## EXERCISE AIM
Please write the data out once more, exactly as it is given.

[Items from an interface collection]
..............................
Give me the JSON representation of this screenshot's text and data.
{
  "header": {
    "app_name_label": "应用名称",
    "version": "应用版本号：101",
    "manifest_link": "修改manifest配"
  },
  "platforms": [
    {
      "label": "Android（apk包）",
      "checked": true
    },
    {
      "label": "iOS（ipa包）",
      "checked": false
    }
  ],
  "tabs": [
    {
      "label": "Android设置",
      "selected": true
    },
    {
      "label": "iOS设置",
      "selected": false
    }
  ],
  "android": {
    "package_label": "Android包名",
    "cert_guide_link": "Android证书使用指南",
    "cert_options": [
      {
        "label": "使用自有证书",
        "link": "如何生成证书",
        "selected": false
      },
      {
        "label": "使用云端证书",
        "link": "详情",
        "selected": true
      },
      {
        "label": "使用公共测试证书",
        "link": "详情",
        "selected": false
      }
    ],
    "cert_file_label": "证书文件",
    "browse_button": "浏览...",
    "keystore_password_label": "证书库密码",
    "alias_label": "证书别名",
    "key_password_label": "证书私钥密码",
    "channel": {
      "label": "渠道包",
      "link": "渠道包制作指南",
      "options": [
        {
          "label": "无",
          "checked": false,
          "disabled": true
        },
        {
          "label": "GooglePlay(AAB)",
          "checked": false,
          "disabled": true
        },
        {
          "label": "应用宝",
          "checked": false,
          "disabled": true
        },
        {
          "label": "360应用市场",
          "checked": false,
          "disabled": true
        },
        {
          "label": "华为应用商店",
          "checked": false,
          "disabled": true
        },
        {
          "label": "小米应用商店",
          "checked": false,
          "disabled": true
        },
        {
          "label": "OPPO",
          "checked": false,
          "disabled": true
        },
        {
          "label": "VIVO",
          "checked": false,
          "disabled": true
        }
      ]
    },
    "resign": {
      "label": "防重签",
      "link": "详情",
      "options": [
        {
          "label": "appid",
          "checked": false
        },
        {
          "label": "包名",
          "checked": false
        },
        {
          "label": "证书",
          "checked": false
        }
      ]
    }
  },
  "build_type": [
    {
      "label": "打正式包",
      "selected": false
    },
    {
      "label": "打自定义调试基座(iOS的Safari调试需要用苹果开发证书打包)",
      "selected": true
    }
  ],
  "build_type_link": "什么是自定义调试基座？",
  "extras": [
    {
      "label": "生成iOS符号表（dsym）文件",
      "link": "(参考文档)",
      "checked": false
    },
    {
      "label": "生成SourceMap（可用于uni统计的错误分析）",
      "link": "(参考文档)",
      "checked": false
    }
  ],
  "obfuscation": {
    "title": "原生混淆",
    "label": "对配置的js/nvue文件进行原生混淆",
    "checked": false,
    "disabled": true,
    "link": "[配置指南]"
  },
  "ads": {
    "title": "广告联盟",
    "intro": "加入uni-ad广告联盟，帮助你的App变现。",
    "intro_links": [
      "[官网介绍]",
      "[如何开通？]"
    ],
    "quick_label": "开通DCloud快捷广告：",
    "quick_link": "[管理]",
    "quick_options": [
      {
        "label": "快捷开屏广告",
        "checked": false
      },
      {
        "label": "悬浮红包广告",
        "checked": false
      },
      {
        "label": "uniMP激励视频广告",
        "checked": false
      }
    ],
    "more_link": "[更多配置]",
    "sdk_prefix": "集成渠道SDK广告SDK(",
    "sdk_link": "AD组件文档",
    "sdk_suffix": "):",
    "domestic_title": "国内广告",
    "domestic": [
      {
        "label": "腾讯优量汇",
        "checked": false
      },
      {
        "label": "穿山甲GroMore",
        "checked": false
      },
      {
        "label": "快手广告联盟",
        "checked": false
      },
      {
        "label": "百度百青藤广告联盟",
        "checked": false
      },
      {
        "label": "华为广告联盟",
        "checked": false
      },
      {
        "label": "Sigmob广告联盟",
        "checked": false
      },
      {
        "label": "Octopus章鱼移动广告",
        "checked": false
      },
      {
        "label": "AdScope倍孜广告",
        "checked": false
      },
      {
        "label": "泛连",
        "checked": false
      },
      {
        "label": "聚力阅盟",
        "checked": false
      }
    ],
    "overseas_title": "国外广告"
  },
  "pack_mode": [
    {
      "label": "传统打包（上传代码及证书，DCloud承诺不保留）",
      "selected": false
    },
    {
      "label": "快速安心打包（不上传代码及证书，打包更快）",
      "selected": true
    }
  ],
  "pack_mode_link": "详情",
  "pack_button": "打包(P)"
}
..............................
## SOLUTION FOR THIS TASK
Give me the JSON representation of this screenshot's text and data.
{
  "header": {
    "app_name_label": "应用名称",
    "version": "应用版本号：101",
    "manifest_link": "修改manifest配"
  },
  "platforms": [
    {
      "label": "Android（apk包）",
      "checked": true
    },
    {
      "label": "iOS（ipa包）",
      "checked": false
    }
  ],
  "tabs": [
    {
      "label": "Android设置",
      "selected": true
    },
    {
      "label": "iOS设置",
      "selected": false
    }
  ],
  "android": {
    "package_label": "Android包名",
    "cert_guide_link": "Android证书使用指南",
    "cert_options": [
      {
        "label": "使用自有证书",
        "link": "如何生成证书",
        "selected": false
      },
      {
        "label": "使用云端证书",
        "link": "详情",
        "selected": true
      },
      {
        "label": "使用公共测试证书",
        "link": "详情",
        "selected": false
      }
    ],
    "cert_file_label": "证书文件",
    "browse_button": "浏览...",
    "keystore_password_label": "证书库密码",
    "alias_label": "证书别名",
    "key_password_label": "证书私钥密码",
    "channel": {
      "label": "渠道包",
      "link": "渠道包制作指南",
      "options": [
        {
          "label": "无",
          "checked": false,
          "disabled": true
        },
        {
          "label": "GooglePlay(AAB)",
          "checked": false,
          "disabled": true
        },
        {
          "label": "应用宝",
          "checked": false,
          "disabled": true
        },
        {
          "label": "360应用市场",
          "checked": false,
          "disabled": true
        },
        {
          "label": "华为应用商店",
          "checked": false,
          "disabled": true
        },
        {
          "label": "小米应用商店",
          "checked": false,
          "disabled": true
        },
        {
          "label": "OPPO",
          "checked": false,
          "disabled": true
        },
        {
          "label": "VIVO",
          "checked": false,
          "disabled": true
        }
      ]
    },
    "resign": {
      "label": "防重签",
      "link": "详情",
      "options": [
        {
          "label": "appid",
          "checked": false
        },
        {
          "label": "包名",
          "checked": false
        },
        {
          "label": "证书",
          "checked": false
        }
      ]
    }
  },
  "build_type": [
    {
      "label": "打正式包",
      "selected": false
    },
    {
      "label": "打自定义调试基座(iOS的Safari调试需要用苹果开发证书打包)",
      "selected": true
    }
  ],
  "build_type_link": "什么是自定义调试基座？",
  "extras": [
    {
      "label": "生成iOS符号表（dsym）文件",
      "link": "(参考文档)",
      "checked": false
    },
    {
      "label": "生成SourceMap（可用于uni统计的错误分析）",
      "link": "(参考文档)",
      "checked": false
    }
  ],
  "obfuscation": {
    "title": "原生混淆",
    "label": "对配置的js/nvue文件进行原生混淆",
    "checked": false,
    "disabled": true,
    "link": "[配置指南]"
  },
  "ads": {
    "title": "广告联盟",
    "intro": "加入uni-ad广告联盟，帮助你的App变现。",
    "intro_links": [
      "[官网介绍]",
      "[如何开通？]"
    ],
    "quick_label": "开通DCloud快捷广告：",
    "quick_link": "[管理]",
    "quick_options": [
      {
        "label": "快捷开屏广告",
        "checked": false
      },
      {
        "label": "悬浮红包广告",
        "checked": false
      },
      {
        "label": "uniMP激励视频广告",
        "checked": false
      }
    ],
    "more_link": "[更多配置]",
    "sdk_prefix": "集成渠道SDK广告SDK(",
    "sdk_link": "AD组件文档",
    "sdk_suffix": "):",
    "domestic_title": "国内广告",
    "domestic": [
      {
        "label": "腾讯优量汇",
        "checked": false
      },
      {
        "label": "穿山甲GroMore",
        "checked": false
      },
      {
        "label": "快手广告联盟",
        "checked": false
      },
      {
        "label": "百度百青藤广告联盟",
        "checked": false
      },
      {
        "label": "华为广告联盟",
        "checked": false
      },
      {
        "label": "Sigmob广告联盟",
        "checked": false
      },
      {
        "label": "Octopus章鱼移动广告",
        "checked": false
      },
      {
        "label": "AdScope倍孜广告",
        "checked": false
      },
      {
        "label": "泛连",
        "checked": false
      },
      {
        "label": "聚力阅盟",
        "checked": false
      }
    ],
    "overseas_title": "国外广告"
  },
  "pack_mode": [
    {
      "label": "传统打包（上传代码及证书，DCloud承诺不保留）",
      "selected": false
    },
    {
      "label": "快速安心打包（不上传代码及证书，打包更快）",
      "selected": true
    }
  ],
  "pack_mode_link": "详情",
  "pack_button": "打包(P)"
}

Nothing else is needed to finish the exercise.